Endodontic treatment in mandibular second molars can be challenging and fun. You may not want to treat complicated endodontic anatomy like the second mandibular molar presented in this article, but understanding the canal anatomy and producing a good mental map is a key to successful endodontic therapy in any tooth. Best wishes on your journey!


    1. Manning SA. Root canal anatomy of mandibular second molars. Part 1. Int Endod J. 1990;23:34-39.
    2. Cooke HG III, Cox FL. C-shaped canal configurations in mandibular molars. J Am Dent Assoc. 1979;99:836-839.
    3. Keith A, Knowles FH. A description of teeth of Palaeolithic man from Jersey. J Anat Physiol. 1911;46:12-27.
    4. Melton DC, Krell KV, Fuller MW. Anatomical and histological features of C-shaped canals in mandibular second molars. J Endod. 1991;17:384-388.
    5. Fan B, Cheung GS, Fan M, et al. C-shaped canal system in mandibular second molars: Part I—Anatomical features. J Endod. 2004;30:899-903.
    6. Fan B, Cheung GS, Fan M, et al. C-shaped canal system in mandibular second molars: Part II–Radiographic features. J Endod. 2004;30:904-908.
    7. Gluskin AH, Brown DC, Buchanan LS. A reconstructed computerized tomographic comparison of Ni-Ti rotary GT files versus traditional instruments in canals shaped by novice operators. Int Endod J. 2001;34:476-484.
    8. Nielsen BA, Baumgartner JC. Comparison of the EndoVac system to needle irrigation of root canals. J Endod. 2007;33:611-615.

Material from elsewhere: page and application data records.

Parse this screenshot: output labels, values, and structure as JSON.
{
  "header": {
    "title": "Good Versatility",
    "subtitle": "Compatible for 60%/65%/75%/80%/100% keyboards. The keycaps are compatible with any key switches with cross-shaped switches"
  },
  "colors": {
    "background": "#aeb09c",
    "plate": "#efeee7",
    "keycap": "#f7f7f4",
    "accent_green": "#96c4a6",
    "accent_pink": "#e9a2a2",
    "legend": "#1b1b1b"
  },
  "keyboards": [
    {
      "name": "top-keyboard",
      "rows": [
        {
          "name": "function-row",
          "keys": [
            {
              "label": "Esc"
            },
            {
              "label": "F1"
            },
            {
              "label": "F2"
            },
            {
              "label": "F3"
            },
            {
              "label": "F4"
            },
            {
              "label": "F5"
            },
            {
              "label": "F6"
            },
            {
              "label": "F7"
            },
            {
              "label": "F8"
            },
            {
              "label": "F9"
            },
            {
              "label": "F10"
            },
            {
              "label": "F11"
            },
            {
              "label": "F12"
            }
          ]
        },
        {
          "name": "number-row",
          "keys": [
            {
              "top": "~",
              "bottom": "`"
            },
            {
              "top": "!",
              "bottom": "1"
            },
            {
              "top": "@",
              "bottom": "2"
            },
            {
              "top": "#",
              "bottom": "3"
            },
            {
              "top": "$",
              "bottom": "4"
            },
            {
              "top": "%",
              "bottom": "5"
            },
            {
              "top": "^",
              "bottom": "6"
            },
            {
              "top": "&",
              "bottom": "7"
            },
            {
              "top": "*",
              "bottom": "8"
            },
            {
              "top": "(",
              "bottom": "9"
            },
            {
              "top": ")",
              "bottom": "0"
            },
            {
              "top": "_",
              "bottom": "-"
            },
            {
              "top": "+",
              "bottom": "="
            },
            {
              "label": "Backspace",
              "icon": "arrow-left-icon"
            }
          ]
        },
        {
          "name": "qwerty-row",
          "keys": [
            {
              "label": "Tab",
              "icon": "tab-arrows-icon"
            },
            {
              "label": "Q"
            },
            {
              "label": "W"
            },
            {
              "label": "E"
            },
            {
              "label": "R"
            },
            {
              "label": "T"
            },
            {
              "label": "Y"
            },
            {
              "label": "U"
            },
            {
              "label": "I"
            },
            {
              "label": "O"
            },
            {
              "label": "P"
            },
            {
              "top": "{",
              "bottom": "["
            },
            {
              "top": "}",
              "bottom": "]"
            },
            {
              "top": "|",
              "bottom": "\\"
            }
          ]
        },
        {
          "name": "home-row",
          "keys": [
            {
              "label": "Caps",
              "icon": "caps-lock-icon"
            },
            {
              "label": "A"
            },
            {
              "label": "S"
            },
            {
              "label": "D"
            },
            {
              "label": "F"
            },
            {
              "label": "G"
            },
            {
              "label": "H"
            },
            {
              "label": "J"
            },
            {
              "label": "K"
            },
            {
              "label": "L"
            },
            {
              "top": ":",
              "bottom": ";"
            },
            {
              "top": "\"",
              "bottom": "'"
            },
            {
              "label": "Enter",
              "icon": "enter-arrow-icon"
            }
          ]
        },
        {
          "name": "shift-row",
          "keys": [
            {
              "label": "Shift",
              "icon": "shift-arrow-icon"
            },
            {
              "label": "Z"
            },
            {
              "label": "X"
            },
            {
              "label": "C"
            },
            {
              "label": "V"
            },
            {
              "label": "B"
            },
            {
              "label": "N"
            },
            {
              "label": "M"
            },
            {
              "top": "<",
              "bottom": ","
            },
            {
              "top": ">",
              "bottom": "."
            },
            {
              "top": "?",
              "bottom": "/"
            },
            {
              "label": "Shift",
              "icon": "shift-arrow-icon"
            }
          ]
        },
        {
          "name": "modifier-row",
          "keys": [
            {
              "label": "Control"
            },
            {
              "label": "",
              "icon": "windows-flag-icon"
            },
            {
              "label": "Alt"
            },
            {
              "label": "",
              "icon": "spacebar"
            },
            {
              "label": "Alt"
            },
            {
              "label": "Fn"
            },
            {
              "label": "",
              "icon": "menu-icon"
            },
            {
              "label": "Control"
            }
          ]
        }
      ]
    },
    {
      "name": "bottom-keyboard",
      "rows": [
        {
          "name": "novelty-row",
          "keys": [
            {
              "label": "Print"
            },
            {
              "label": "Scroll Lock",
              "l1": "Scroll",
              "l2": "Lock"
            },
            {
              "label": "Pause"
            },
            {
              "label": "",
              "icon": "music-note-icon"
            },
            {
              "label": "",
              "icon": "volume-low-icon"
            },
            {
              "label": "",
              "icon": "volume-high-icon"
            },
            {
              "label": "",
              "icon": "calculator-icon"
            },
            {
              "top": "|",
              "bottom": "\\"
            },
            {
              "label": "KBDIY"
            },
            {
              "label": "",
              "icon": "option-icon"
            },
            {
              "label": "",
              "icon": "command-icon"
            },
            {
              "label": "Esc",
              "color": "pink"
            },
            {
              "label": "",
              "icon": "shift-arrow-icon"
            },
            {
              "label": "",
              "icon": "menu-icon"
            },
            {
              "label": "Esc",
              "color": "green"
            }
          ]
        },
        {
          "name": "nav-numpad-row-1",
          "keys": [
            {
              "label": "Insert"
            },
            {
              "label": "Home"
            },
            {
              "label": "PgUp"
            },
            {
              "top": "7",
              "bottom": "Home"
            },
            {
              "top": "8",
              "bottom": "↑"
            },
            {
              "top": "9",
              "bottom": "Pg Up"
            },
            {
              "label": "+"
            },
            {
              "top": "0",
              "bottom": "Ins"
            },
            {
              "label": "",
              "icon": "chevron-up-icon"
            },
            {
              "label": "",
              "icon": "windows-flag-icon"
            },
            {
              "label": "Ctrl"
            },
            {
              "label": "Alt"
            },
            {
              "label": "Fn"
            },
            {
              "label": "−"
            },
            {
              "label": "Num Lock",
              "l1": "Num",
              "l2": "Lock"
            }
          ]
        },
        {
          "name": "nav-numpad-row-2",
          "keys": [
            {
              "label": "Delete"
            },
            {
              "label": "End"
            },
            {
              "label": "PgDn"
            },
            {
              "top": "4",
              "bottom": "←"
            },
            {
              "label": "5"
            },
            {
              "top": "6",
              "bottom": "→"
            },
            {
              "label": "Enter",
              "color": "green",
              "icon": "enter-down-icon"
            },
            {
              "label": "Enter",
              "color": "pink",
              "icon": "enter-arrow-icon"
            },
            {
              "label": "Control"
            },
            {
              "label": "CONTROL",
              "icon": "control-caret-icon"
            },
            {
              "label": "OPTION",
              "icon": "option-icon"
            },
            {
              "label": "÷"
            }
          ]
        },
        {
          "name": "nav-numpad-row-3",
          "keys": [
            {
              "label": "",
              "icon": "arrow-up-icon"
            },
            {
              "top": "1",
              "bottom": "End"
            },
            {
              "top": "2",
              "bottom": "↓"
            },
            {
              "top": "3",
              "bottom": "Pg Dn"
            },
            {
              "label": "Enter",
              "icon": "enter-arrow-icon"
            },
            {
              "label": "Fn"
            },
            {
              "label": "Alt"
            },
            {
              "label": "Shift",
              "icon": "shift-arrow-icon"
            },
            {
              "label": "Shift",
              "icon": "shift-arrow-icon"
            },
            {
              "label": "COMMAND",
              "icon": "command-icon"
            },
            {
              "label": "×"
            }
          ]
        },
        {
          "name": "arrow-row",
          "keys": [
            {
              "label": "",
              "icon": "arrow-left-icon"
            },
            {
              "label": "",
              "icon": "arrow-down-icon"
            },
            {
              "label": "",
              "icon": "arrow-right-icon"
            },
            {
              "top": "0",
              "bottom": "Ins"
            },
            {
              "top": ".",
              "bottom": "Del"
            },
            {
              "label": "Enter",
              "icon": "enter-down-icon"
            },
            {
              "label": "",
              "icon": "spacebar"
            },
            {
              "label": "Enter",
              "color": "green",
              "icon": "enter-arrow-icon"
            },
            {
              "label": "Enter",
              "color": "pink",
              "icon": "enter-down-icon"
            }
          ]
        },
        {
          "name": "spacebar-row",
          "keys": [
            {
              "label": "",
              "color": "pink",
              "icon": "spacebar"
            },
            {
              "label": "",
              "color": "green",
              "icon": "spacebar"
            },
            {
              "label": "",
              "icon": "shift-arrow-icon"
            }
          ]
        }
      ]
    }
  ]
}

Suggested Readings

Gao Y, Fan B, Cheung G, et al. C-shaped canal system in mandibular second molars. Part IV: 3-D morphological analysis and transverse measurement. J Endod. 2006;32:1062-1065.

Jafarzadeh H, Wu YN. The C-shaped root canal configuration: a review. J Endod. 2007;33:517-523.

Min Y, Fan B, Cheung GS, et al. C-shaped canal system in mandibular second molars. Part III: The morphology of the pulp chamber floor. J Endod. 2006;32:1155-1159.

Walker RT. Root form and canal anatomy of mandibular second molars in a southern Chinese population. J Endod. 1988;14;325-329.

Weine FS and Members of the Arizona Endodontic Association. The C-shaped mandibular second molar: incidence and other considerations. J Endod. 1998;24:372-375.


I would like to thank Dr. Bing Fan from the Endodontic Center, School and Hospital of Stomatology, Wuhan University, Wuhan, China for the micro-CT scans used in this article.

Dr. Warren received his DDS from Northwestern University Dental School in 1981. He practiced for 5 years as a GP before returning to Portland, Oregon, to begin a residency in endodontics. He received certificate in endodontics in 1988 from Oregon Health Sciences University. He has practiced endodontics for 20 years at Cotton-wood Endodontics in Salt Lake City, Utah. Dr. Warren can be reached by e-mail at rkwarrendds@hotmail.com.

Disclosure: Dr. Warren did not report and disclosures.